Mont Blanc is the highest mountain in western Europe
at at 15,771 feet. Mt. Elbrus in Russia is Europe's highest
at 18,513. It is on the boarder between between Italy
and France and is called Monte Bianco in Italy. While living
in nearby Geneva, Mont Blanc was visible on a clear day. I
first climbed the Aiguille du Midi Route with a guide in July,
1995. It was steep, snowy and one of the longest days of my life.
It starts with an easy gondola ride up
to the Agile du Midi - a spectacular lookout point for the
Alps. It takes about an hour to get to the Refuge' for
an short overnight rest. This
was an interesting way to start the climb since you are in
the observation tower with hundreds of tourists. However
you are dressed in Gortex, gloves and crampons with a pack
on your back. You get very strange looks as you leave the
warmth of the building through what can only be described
as an ice tunnel. The tunnel leads to a very narrow ridge
with steep drop-offs on both sides. The ridge, about two
feet wide, drops steadily then makes a right turn towards
the Valley Blanche - a beautifully wide valley that holds the
approach to hundreds of snow, ice and rock climbs throughout
Once at the Refuge', I found a spot in one of the several dorm
type rooms, layed out my sleeping bag and returned to the
dinning room where everyone gathered to chat, read or pass
the time until dinner. The evening meal was simple but tasty fare
that was served efficiently thus allowing the multitude of
climbers to get to bed early.
After a short night, I got
up around 3:30 AM. We had a nice French breakfast of
muesli, croissants and a large latte - very civilized! The hut
was extremely crowded so everyone was jostling for a spot to get
dressed, top off water bottles and then put on gloves, hats and
crampons. I roped up to my French Guide as well as our other climber,
an older Frenchman who spoke as much English as I did French!
Our route was the Aiguille du Midi Route which traverses Mont
Blanc du Tacul and Mont Maudit on the way to Mont Blanc's summit.
We made good time down from the Refuge towards the first obstacle,
a 20' high snow slope that was actually quite steep. Ropes
had been fixed plus there were steps established from the many
climbers on the route this summer. We cleared the wall and
started climbing higher. As with most "normal" routes
on big mountains, it was mostly wide expanses of snow slopes
with varying degrees of angles.
Soon we skirted the summit of du Tacul and then Mont Maudit.
One more wall stood between us and the summit of Mont Blanc.
This was one was 40 to 50 feet high and at a much sharper angle
than the first. We carefully climbed the wall and continued
across a wide snow covered saddle. With one final slope to overcome,
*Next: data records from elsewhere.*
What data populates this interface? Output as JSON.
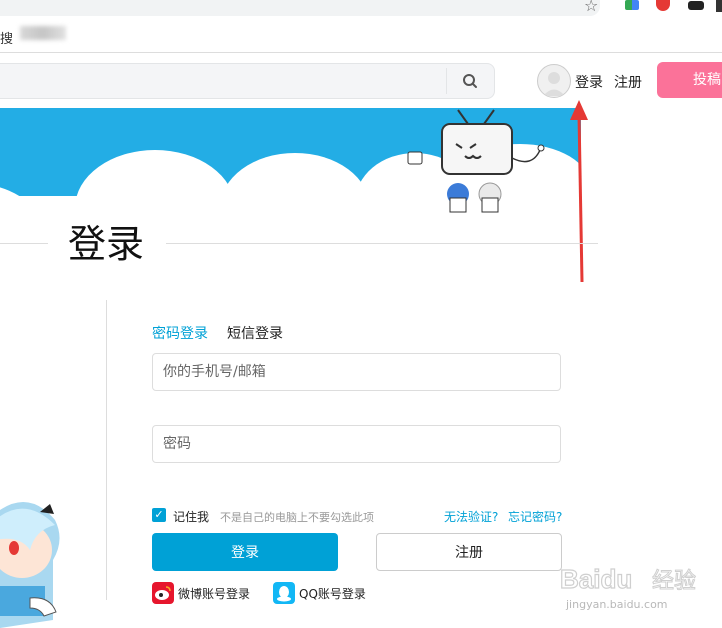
{
  "browser": {
    "bookmark_text": "搜"
  },
  "header": {
    "login_label": "登录",
    "register_label": "注册",
    "upload_label": "投稿"
  },
  "page": {
    "title": "登录"
  },
  "login_form": {
    "tabs": [
      {
        "label": "密码登录",
        "active": true
      },
      {
        "label": "短信登录",
        "active": false
      }
    ],
    "phone_placeholder": "你的手机号/邮箱",
    "password_placeholder": "密码",
    "remember_label": "记住我",
    "remember_hint": "不是自己的电脑上不要勾选此项",
    "remember_checked": true,
    "cant_verify_label": "无法验证?",
    "forgot_label": "忘记密码?",
    "login_button": "登录",
    "register_button": "注册",
    "weibo_label": "微博账号登录",
    "qq_label": "QQ账号登录"
  },
  "colors": {
    "accent": "#00a1d6",
    "upload_pink": "#fb7299",
    "annotation_red": "#e53935"
  },
  "watermark": {
    "brand": "Baidu",
    "suffix": "经验",
    "url": "jingyan.baidu.com"
  }
}
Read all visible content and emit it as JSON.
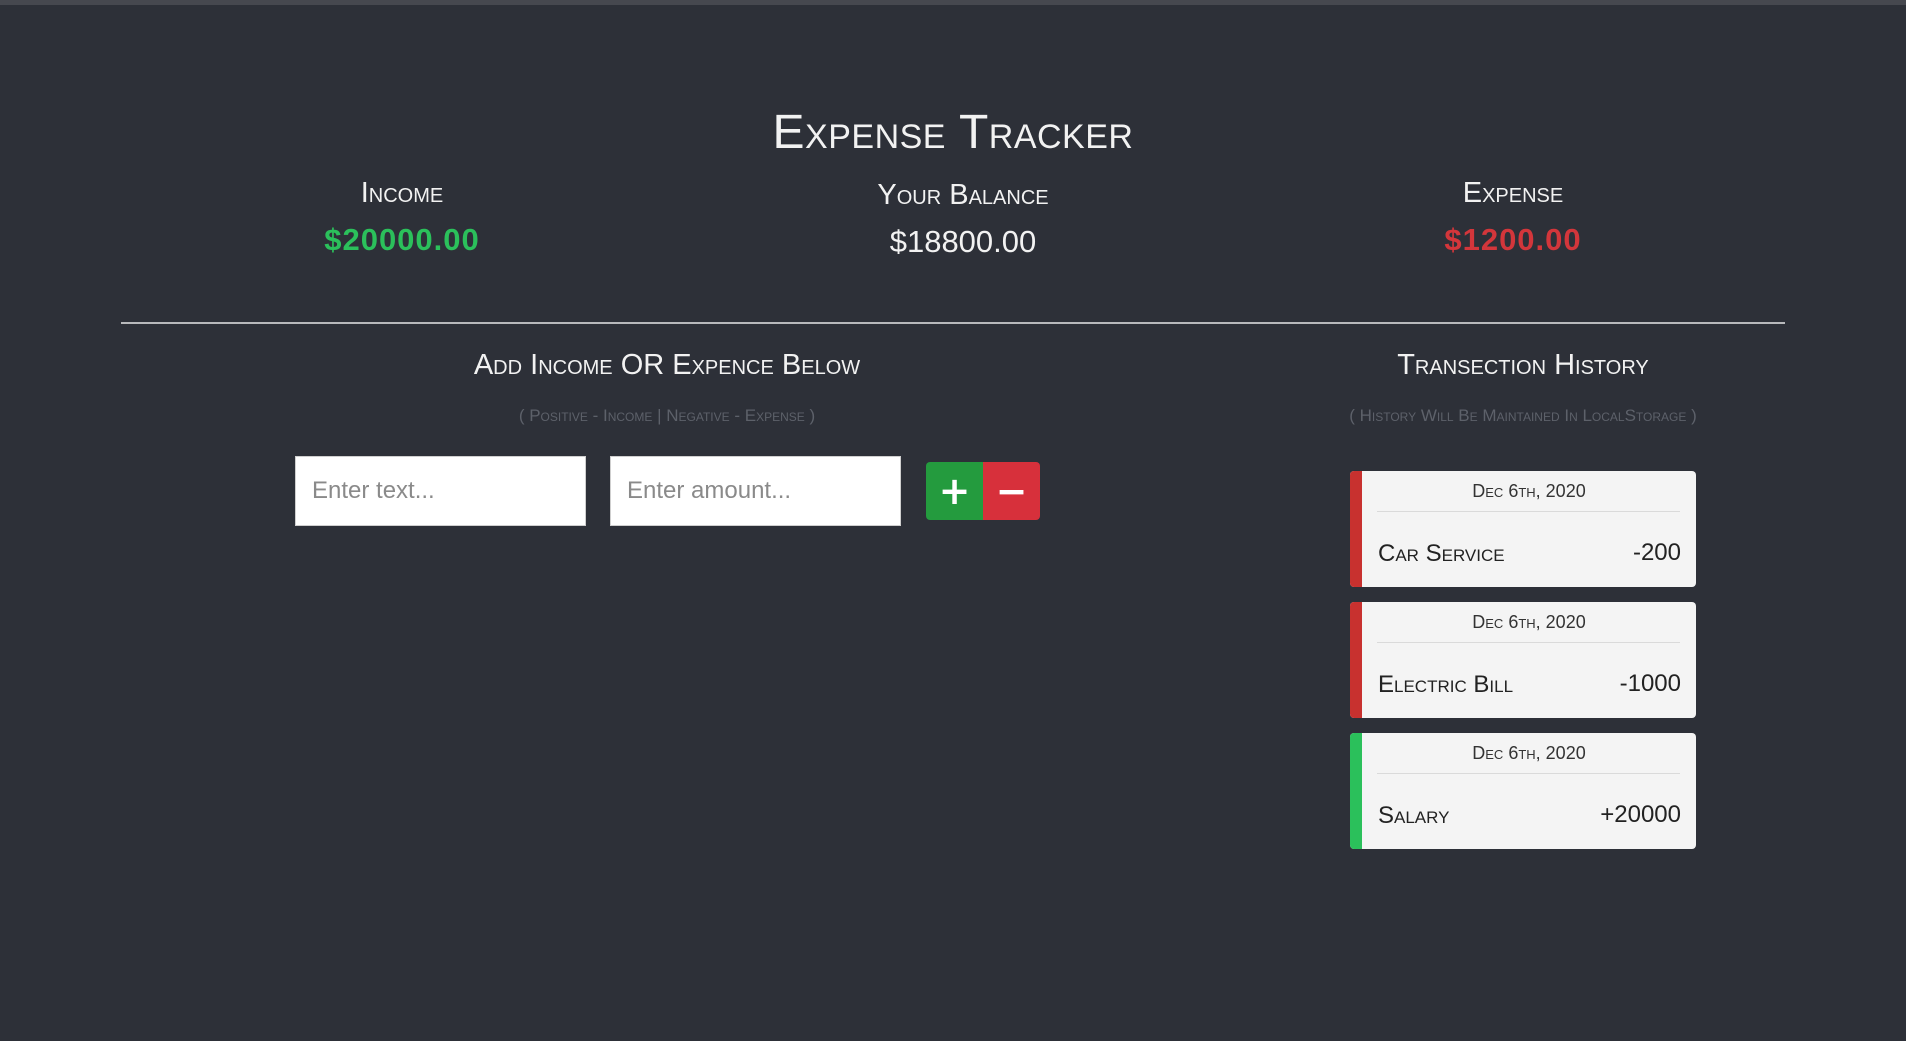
{
  "header": {
    "title": "Expense Tracker"
  },
  "summary": {
    "income_label": "Income",
    "income_value": "$20000.00",
    "balance_label": "Your Balance",
    "balance_value": "$18800.00",
    "expense_label": "Expense",
    "expense_value": "$1200.00"
  },
  "add_section": {
    "title": "Add Income OR Expence Below",
    "subtitle": "( Positive - Income | Negative - Expense )",
    "text_placeholder": "Enter text...",
    "amount_placeholder": "Enter amount...",
    "plus_label": "+",
    "minus_label": "−"
  },
  "history": {
    "title": "Transection History",
    "subtitle": "( History Will Be Maintained In LocalStorage )",
    "transactions": [
      {
        "date": "Dec 6th, 2020",
        "name": "Car Service",
        "amount": "-200"
      },
      {
        "date": "Dec 6th, 2020",
        "name": "Electric Bill",
        "amount": "-1000"
      },
      {
        "date": "Dec 6th, 2020",
        "name": "Salary",
        "amount": "+20000"
      }
    ]
  },
  "colors": {
    "background": "#2d3038",
    "income": "#2bc05b",
    "expense": "#d3363b",
    "plus_button": "#249b3e",
    "minus_button": "#d7303b"
  }
}
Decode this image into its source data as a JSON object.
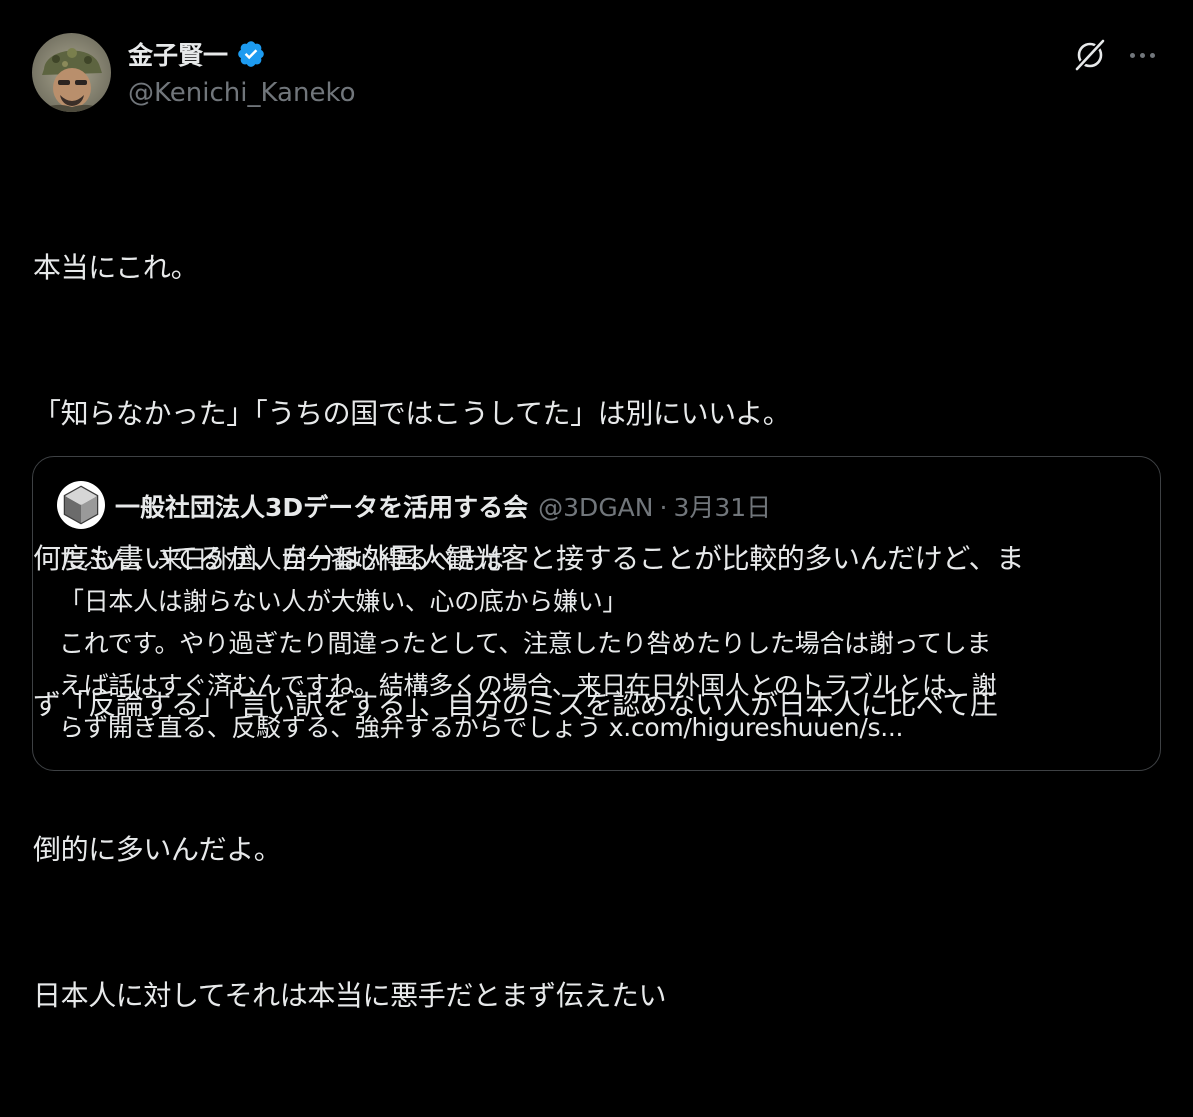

we paced ourselves as a threesome and soon stood atop Mont
The view was amazing since the sun was just rising in the east.
We congratulated one another, took some summit pictures
and had some food and water. It was cold so we did not stay
long. The return trip was straightforward but very tiring.
At one point we almost ran to avoid a potential danger of an
avalanche prone slope.
The final climb back to the Refuge' to retrieve our gear plus the
last climb up the ridge to the Agile du Midi took my final ounce
of strength. It was an unforgettable 13 hour round trip. This was
my first true snow climb and I learned a lot. It set the tone for
my future climbs. The next spring I went on a trek to Nepal and
Dablam and Cho Oyu for the first time.
Remembering the satisfaction of Mont Blanc, I set my sites on Cho
Oyu and used Mont Blanc, Monta Rosa and Tour Ronde as training
peaks that next year. I summited Mont Blanc two more times solo
during my training taking 9-10 hours each time.
All I can say is merci bouc Mont Blanc.